Unfortunately, the stories about the cement factory raining dirt on to the boats at night was true. We attempted to wash the rusty spots off the deck to no avail. There also remained a nasty black scum line around the hull from the polluted harbor, which required much attention later. (To our relief, we found that an inexpensive product, Rustaid, would take the spots off the deck and avoid a costly paint job. Some Fantastic and elbow grease worked on the waterline.)
We were off again the next morning to spend the day getting to Marea del Portillo. We had heard mixed reviews over the single side band regarding whether folks were allowed to go to shore here. The two very young Ricky Martin look alikes that rowed over to us advised us that we could not, however a German fellow anchored there was allowed to as he needed to purchase diesel. When Susan commented to the Guarda Frontera that they had a beautiful country, they responded, "it only looks that way from here." Very frustrated that we could not go to shore, we were at least allowed to row to our friend's boat for dinner and watch the sunset cause the mountains behind our boat to turn the color of spun gold.
Desiring to be away from civilization and wanting to roam freely, we decided to head to the out islands in the Golfo de Guacanayabo and Golfo de Ana Maria as we threaded our way to Cienfuegos. Some folks chose to travel along the outer cays known as Los Jardines de la Reina or "the Gardens of the Queen." We chose the inner route, traveling in relatively shallow water and saw no other human beings for days on end.
Our next day's sail took us to Cayo Algodon Grande. This is a very protected lagoon entered by running along the inside of the reef until you clear a shoal to starboard, then you can anchor in 10 to 13 feet. Again, our fearless lobster hunting friends found the biggest lobster yet in the rocks on the outside of the lagoon. We saw no other people this day either, except our two boats, anchored in peaceful, quiet solitude.
It was time for us to move on, so after passing a huge ship on our way out of the entrance channel, we departed for the outer cays between Cienfuegos and Isla Juventud. An uneventful trip past the Zona Prohibida of the Bay of Pigs brought us by late afternoon to Cayo Guana del Este. We found poor holding there and moved a bit farther to Cayo Trabuco. This is basically a rock with no protection, and the surge around it was not bearable for an entire night. Fortunately, there was enough daylight to move a few miles farther to Cayo de Dios. This anchorage was much more protected from the prevailing wind/wave direction, but we felt it wise not to anchor too close to shore as this was obviously a nesting ground for thousands of birds. They seemed none too happy that we were there, so we did not go to shore to upset them further.
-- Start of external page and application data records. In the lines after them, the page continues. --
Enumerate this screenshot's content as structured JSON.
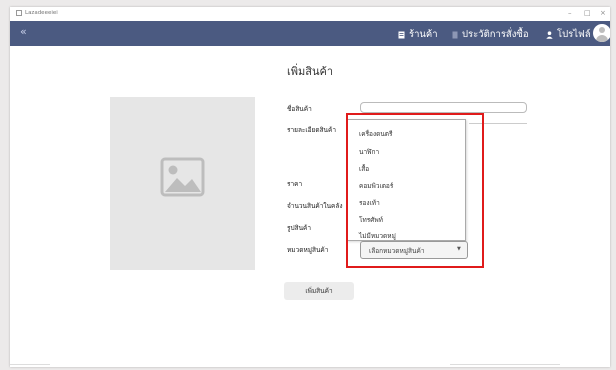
{
  "window": {
    "app_title": "Lazadeeeiei",
    "minimize": "–",
    "maximize": "□",
    "close": "×"
  },
  "navbar": {
    "back_icon": "«",
    "items": [
      {
        "label": "ร้านค้า",
        "icon": "store-icon"
      },
      {
        "label": "ประวัติการสั่งซื้อ",
        "icon": "receipt-icon"
      },
      {
        "label": "โปรไฟล์",
        "icon": "user-icon"
      }
    ],
    "accent": "#4b5a81"
  },
  "form": {
    "title": "เพิ่มสินค้า",
    "labels": {
      "name": "ชื่อสินค้า",
      "description": "รายละเอียดสินค้า",
      "price": "ราคา",
      "stock": "จำนวนสินค้าในคลัง",
      "image": "รูปสินค้า",
      "category": "หมวดหมู่สินค้า"
    },
    "category_select": {
      "value": "เลือกหมวดหมู่สินค้า",
      "options": [
        "เครื่องดนตรี",
        "นาฬิกา",
        "เสื้อ",
        "คอมพิวเตอร์",
        "รองเท้า",
        "โทรศัพท์",
        "ไม่มีหมวดหมู่"
      ]
    },
    "submit_label": "เพิ่มสินค้า"
  },
  "highlight_color": "#e01b1b"
}
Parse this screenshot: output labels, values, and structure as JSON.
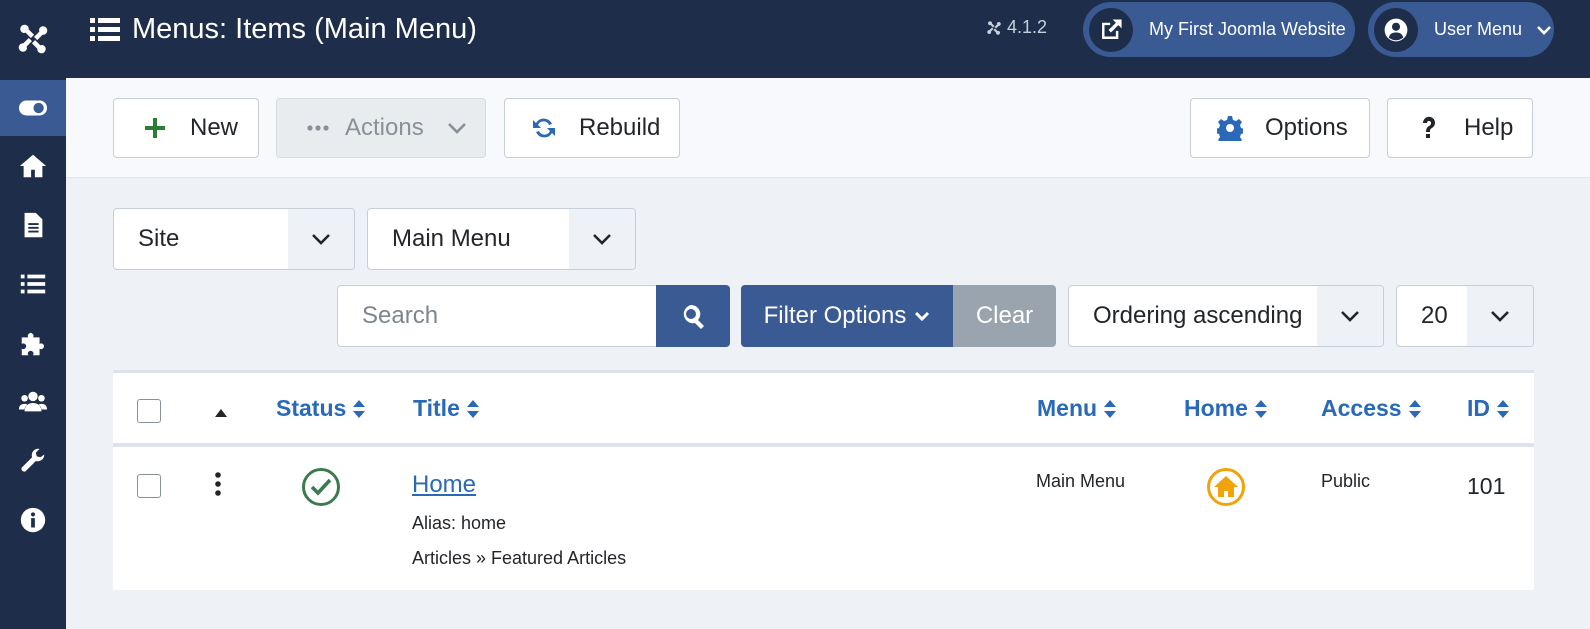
{
  "header": {
    "title": "Menus: Items (Main Menu)",
    "version": "4.1.2",
    "site_link": "My First Joomla Website",
    "user_menu": "User Menu"
  },
  "sidebar": {
    "items": [
      {
        "icon": "toggle-icon",
        "active": true
      },
      {
        "icon": "home-icon"
      },
      {
        "icon": "file-icon"
      },
      {
        "icon": "list-icon"
      },
      {
        "icon": "puzzle-icon"
      },
      {
        "icon": "users-icon"
      },
      {
        "icon": "wrench-icon"
      },
      {
        "icon": "info-icon"
      }
    ]
  },
  "toolbar": {
    "new_label": "New",
    "actions_label": "Actions",
    "rebuild_label": "Rebuild",
    "options_label": "Options",
    "help_label": "Help"
  },
  "filters": {
    "client": "Site",
    "menu": "Main Menu",
    "search_placeholder": "Search",
    "filter_options_label": "Filter Options",
    "clear_label": "Clear",
    "ordering": "Ordering ascending",
    "limit": "20"
  },
  "table": {
    "columns": {
      "status": "Status",
      "title": "Title",
      "menu": "Menu",
      "home": "Home",
      "access": "Access",
      "id": "ID"
    },
    "rows": [
      {
        "title": "Home",
        "alias": "Alias: home",
        "type": "Articles » Featured Articles",
        "menu": "Main Menu",
        "access": "Public",
        "id": "101",
        "published": true,
        "is_home": true
      }
    ]
  },
  "colors": {
    "sidebar_bg": "#1e2d4a",
    "accent": "#3a5a94",
    "link": "#2a69b8",
    "success": "#3d7a4f",
    "home": "#f0a30a"
  }
}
A quick trip the next day brought us to Cayo Matais, just a few miles east of Isla Juventud. We opted to anchor in the lee of the cay. Another boat anchored just behind the reef and from a distance, it looked like they were stuck on a reef. Another solitary, peaceful anchorage. Because we were getting near the time our 30-day visa would expire, we pressed on to the western side of Isla Juventud the next evening and anchored in Bahia Siguanea. This anchorage was exposed to the prevailing winds, but as luck would have it, it was a fairly calm night. Cayo Real is a beautiful anchorage some 40 miles from Isla Juventud, which you will share with some local fishermen. There is an interesting cut between the cays and many miles of beach to explore. The lobstering is good here as well.